Jason Evert’s “Saint John Paul the Great: His Five Loves” is an up-close-and-personal journey through the life of Pope St. John Paul II. This book helped me encounter St. John Paul the Great in a deeper way and allowed me to reflect on how I could be more like him. Get a glimpse of this new title on the Catholic reading list with a preview of some of my favorite parts.
In the first half of the book, Evert gives an insightful biography on the life of this Holy Father.
Two stories captivated me.
The first was from Karol Wojtyła’s time as a university student during the German occupation:
“He began working at a quarry with some of his university classmates…his worksite was two miles from home, and he made the half-hour trek each morning in his wooden shoes. The temperature during the bitter Polish winters sometimes dropped to 30 degrees below Celsius [-22 F], making it necessary for Karol to coat his face with petroleum jelly in order to avoid suffering frostbite while working outside for eight hours at a time” (pg. 11).
It’s moments like these that help us understand how St. John Paul the Great became an amazing man. He didn’t flee from difficulties; rather, he worked and prayed through them — and that perseverance made him so much stronger.
The other story that captivated me was when, after he was asked to be a bishop, Karol Wojtyła stopped in a convent to pray. The nuns became worried when he didn’t come out:
“When he did not emerge for some time, they looked in on him. He lay prostrate on the ground. The sister stepped back, filled with respect…After another while, the sister looked into the chapel again. The priest still lay prostrate. But the hour was late. The sister went up to him and shyly asked, ‘Perhaps Father would be so kind to come to supper?’ — The stranger responded: My train to Kraków isn’t until midnight. Allow me to stay here. I have much to discuss with the Lord. Eight hours after his prayer began, he departed at 11:30 to catch his train” (pg. 39-40).

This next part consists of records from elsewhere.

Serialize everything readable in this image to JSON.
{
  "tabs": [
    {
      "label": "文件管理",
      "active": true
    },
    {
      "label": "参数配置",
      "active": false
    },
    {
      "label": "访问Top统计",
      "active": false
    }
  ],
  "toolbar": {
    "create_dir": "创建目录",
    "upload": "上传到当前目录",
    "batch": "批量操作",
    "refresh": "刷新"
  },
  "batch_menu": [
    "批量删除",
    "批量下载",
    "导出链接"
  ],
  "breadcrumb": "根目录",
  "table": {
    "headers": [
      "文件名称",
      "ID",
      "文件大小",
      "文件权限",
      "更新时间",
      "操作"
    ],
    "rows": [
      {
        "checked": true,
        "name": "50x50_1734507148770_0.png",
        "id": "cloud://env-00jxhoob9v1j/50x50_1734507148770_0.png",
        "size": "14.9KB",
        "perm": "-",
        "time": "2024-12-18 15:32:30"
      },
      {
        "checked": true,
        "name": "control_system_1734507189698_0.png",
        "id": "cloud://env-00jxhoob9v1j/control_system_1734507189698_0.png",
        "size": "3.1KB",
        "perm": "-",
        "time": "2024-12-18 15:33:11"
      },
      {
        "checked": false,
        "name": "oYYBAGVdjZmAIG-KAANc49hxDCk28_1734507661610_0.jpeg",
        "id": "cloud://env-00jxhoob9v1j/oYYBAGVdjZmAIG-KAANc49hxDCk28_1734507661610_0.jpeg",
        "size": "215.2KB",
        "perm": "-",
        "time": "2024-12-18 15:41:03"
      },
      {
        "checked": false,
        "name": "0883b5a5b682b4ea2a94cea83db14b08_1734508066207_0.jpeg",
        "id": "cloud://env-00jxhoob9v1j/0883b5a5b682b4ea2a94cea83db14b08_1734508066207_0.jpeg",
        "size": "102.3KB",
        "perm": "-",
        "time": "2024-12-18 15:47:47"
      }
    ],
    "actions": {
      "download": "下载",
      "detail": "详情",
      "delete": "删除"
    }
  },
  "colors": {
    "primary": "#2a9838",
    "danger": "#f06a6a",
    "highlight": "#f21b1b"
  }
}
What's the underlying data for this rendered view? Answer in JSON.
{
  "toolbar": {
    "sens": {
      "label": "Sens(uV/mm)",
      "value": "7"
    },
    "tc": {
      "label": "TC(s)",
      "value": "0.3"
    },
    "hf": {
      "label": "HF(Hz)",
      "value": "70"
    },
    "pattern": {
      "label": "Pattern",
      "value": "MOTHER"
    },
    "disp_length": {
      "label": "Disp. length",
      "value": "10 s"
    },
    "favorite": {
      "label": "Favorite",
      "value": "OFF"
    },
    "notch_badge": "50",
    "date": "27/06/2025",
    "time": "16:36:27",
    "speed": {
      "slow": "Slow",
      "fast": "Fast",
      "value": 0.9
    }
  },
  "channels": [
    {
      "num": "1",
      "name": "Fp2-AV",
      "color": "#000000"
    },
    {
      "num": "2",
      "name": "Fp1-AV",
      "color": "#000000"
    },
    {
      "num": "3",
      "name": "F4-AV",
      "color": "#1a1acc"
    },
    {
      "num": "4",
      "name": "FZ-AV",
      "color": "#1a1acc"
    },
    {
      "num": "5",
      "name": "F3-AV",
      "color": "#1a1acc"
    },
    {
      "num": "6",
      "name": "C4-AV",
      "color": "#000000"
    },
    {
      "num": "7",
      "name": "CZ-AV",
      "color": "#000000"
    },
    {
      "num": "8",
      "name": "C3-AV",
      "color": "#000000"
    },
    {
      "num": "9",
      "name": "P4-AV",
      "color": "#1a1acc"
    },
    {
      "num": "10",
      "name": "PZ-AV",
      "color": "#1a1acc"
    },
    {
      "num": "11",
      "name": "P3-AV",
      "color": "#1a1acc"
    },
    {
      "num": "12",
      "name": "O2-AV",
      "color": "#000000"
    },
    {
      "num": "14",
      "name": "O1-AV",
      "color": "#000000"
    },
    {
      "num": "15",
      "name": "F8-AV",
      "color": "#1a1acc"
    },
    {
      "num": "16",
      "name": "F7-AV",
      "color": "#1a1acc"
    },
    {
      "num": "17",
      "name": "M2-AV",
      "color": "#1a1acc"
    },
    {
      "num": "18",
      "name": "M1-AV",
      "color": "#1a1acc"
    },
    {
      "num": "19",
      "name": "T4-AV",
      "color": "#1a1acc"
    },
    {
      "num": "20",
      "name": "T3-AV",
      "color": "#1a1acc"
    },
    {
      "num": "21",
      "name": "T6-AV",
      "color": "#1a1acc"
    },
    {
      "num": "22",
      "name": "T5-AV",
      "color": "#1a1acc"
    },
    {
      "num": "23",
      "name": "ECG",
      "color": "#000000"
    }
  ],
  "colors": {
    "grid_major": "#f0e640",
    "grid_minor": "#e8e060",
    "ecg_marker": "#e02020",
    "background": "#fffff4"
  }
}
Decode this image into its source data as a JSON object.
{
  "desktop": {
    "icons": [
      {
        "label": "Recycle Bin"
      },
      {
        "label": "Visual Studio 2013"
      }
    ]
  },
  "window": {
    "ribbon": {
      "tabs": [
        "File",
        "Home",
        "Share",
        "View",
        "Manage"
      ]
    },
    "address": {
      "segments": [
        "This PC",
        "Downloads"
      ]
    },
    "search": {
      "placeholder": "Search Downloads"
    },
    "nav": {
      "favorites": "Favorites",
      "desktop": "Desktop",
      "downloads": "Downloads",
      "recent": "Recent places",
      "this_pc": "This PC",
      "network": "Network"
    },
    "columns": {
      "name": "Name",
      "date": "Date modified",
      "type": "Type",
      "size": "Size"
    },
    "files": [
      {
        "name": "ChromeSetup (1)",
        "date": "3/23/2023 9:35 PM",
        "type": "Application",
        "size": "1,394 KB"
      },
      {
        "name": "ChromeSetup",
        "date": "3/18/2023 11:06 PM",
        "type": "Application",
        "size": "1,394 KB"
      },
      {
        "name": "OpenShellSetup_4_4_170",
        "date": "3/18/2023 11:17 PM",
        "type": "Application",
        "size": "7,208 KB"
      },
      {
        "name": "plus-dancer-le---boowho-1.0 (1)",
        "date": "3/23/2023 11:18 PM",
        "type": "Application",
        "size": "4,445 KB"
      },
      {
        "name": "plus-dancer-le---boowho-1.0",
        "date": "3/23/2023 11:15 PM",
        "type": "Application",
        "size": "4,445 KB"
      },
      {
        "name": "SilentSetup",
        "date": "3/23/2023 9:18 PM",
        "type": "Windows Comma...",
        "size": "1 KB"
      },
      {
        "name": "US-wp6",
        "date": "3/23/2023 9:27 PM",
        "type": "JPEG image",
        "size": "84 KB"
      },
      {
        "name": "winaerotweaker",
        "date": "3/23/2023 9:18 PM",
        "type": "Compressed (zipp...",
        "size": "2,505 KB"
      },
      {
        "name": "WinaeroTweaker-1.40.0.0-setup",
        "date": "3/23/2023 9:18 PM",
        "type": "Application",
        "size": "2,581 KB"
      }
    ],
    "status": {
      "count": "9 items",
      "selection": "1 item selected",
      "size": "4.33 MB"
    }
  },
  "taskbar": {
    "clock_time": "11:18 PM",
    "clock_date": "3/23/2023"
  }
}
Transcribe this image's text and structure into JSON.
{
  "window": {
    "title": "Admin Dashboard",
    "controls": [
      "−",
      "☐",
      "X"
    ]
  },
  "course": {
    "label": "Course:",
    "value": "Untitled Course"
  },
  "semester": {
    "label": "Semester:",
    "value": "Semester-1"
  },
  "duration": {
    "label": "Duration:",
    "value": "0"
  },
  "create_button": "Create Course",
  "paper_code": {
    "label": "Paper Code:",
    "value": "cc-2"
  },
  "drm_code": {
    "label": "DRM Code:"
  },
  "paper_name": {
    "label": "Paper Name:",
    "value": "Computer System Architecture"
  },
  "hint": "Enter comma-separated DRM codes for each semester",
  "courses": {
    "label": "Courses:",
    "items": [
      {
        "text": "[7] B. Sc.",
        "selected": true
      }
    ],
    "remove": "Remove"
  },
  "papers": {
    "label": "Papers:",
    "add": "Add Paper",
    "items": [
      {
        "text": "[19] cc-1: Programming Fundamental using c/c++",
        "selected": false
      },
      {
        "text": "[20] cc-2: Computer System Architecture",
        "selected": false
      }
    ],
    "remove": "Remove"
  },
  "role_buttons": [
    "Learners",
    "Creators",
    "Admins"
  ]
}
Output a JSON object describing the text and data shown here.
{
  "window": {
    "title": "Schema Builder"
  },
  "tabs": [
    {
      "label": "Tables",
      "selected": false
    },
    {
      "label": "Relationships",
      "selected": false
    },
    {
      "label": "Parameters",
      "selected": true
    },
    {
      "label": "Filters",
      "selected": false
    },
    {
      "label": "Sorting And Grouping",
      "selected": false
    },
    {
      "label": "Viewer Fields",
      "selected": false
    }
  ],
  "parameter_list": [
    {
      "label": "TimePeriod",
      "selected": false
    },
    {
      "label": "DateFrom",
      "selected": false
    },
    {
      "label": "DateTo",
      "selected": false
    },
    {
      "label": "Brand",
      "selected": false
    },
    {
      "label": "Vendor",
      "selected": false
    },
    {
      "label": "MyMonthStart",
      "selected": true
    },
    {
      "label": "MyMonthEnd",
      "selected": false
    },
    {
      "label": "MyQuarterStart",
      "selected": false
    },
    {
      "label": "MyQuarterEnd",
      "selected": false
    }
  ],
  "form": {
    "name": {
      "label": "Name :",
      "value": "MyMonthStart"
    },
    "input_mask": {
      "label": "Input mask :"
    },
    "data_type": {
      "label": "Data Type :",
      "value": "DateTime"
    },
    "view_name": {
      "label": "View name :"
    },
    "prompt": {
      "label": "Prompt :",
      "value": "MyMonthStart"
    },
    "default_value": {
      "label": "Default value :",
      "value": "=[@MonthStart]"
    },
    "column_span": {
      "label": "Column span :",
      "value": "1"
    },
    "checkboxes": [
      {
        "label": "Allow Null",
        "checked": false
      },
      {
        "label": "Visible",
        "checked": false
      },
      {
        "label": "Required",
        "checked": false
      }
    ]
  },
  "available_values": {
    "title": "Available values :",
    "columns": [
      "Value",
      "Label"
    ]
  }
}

At the heart of St. John Paul the Great’s story is a life of tremendous prayer. Before all else, his relationship with God guided him every step of the way.
The second half of Evert’s book covers St. John Paul the Great’s five loves. Here is an excerpt from each love:
1. Young People
It is clear from the life of St. John Paul the Great that he loved young people. The book contains some great stories and quotes about young people and World Youth Day.
Here’s one quote:
“[Y]oung people are always searching for the beauty in love. They want their love to be beautiful…This is as true of boys as it is of girls. Ultimately, they know that only God can give them this love. As a result, they are willing to follow Christ, without caring about the sacrifices this may entail” (pg. 87).
2. Human Love
No pope has ever written more about human love than St. John Paul the Great. During his time as Cardinal, he wrote “Love and Responsibility”; as Pope, he gave several Wednesday audiences that eventually became “The Theology of the Body.” Here’s one quote from him regarding true love:
“If their love is a true gift of self, so that they belong to the other, it will not only survive but grow stronger, and sink deeper roots…We must never forget that only when love between human begins is put to the test can its true value be seen” (pg. 105).
3. The Blessed Sacrament
The Holy Father has such a great love for the Eucharist that, when people planned his trips, they tried to make sure he didn’t pass by a chapel — otherwise, he would stop to pray and disrupt the schedule. In Baltimore, the trip planner had the chapel door shut so as to not provoke the Holy Father to pray.
Here’s what happened next:
“When it was time to leave, he walked down the hall, which was lined with doors leading into various rooms, passed by the door of the chapel, then suddenly stopped. He looked back at the door, then looked at Father Tucci [the trip planner], and without saying a word, wagged his finger at him and shook his head. Father White recalled: ‘He’s never been in this place before, never set eyes on the place, and there was nothing about the door that distinguished it in any way as a chapel. It was just one more door in a corridor of doors. But he turned right back around, opened that door up, and he went into the chapel and he prayed’” (pg. 138).
4. The Virgin Mary
I can’t do the story full justice here, but I will say the story in the book about St. John Paul the Great, Our Lady of Fatima and the assassination attempt is incredible. You have to read it for yourself!
5. The Cross
Jesus’ sacrifice on the cross was dear to our Holy Father. Here’s one quote on how our suffering can be seen in light of His:
“[T]he weaknesses of human suffering are capable of being infused with the same power of God manifested in Christ’s Cross…in him God has confirmed his desire to act especially through suffering” (pg. 176).
All in all, “Saint John Paul the Great: His Five Loves” is an incredible book, filled with many quotes and stories like these that you can take to prayer. I highly recommend it!
You can order a copy of the book here.